Directions for this task:
Return the records that follow, unchanged and complete.

++++++++++

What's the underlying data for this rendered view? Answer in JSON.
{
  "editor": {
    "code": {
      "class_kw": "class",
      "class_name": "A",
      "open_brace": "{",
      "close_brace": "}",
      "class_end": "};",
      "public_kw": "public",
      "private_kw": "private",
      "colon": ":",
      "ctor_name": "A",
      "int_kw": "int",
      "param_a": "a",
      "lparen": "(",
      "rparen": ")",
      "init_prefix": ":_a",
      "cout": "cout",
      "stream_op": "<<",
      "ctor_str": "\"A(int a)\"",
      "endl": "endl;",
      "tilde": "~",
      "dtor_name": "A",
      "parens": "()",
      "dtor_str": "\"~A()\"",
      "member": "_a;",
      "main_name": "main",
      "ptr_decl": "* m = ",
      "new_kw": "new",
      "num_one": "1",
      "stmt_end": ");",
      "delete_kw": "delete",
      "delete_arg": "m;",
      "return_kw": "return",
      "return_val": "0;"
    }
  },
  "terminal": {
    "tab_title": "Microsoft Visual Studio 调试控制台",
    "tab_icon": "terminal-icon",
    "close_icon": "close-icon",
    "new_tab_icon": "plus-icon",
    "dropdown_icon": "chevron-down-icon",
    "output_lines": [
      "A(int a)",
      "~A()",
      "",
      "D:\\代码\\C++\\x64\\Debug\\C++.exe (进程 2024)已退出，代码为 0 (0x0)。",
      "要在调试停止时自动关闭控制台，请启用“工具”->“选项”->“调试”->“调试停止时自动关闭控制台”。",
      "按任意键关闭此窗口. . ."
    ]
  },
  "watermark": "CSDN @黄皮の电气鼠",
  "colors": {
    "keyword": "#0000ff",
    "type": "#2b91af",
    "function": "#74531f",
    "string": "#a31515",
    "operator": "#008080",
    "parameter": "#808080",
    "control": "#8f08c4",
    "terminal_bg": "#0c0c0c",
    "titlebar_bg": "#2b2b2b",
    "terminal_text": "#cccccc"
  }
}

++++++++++

Written answer:
What's the underlying data for this rendered view? Answer in JSON.
{
  "editor": {
    "code": {
      "class_kw": "class",
      "class_name": "A",
      "open_brace": "{",
      "close_brace": "}",
      "class_end": "};",
      "public_kw": "public",
      "private_kw": "private",
      "colon": ":",
      "ctor_name": "A",
      "int_kw": "int",
      "param_a": "a",
      "lparen": "(",
      "rparen": ")",
      "init_prefix": ":_a",
      "cout": "cout",
      "stream_op": "<<",
      "ctor_str": "\"A(int a)\"",
      "endl": "endl;",
      "tilde": "~",
      "dtor_name": "A",
      "parens": "()",
      "dtor_str": "\"~A()\"",
      "member": "_a;",
      "main_name": "main",
      "ptr_decl": "* m = ",
      "new_kw": "new",
      "num_one": "1",
      "stmt_end": ");",
      "delete_kw": "delete",
      "delete_arg": "m;",
      "return_kw": "return",
      "return_val": "0;"
    }
  },
  "terminal": {
    "tab_title": "Microsoft Visual Studio 调试控制台",
    "tab_icon": "terminal-icon",
    "close_icon": "close-icon",
    "new_tab_icon": "plus-icon",
    "dropdown_icon": "chevron-down-icon",
    "output_lines": [
      "A(int a)",
      "~A()",
      "",
      "D:\\代码\\C++\\x64\\Debug\\C++.exe (进程 2024)已退出，代码为 0 (0x0)。",
      "要在调试停止时自动关闭控制台，请启用“工具”->“选项”->“调试”->“调试停止时自动关闭控制台”。",
      "按任意键关闭此窗口. . ."
    ]
  },
  "watermark": "CSDN @黄皮の电气鼠",
  "colors": {
    "keyword": "#0000ff",
    "type": "#2b91af",
    "function": "#74531f",
    "string": "#a31515",
    "operator": "#008080",
    "parameter": "#808080",
    "control": "#8f08c4",
    "terminal_bg": "#0c0c0c",
    "titlebar_bg": "#2b2b2b",
    "terminal_text": "#cccccc"
  }
}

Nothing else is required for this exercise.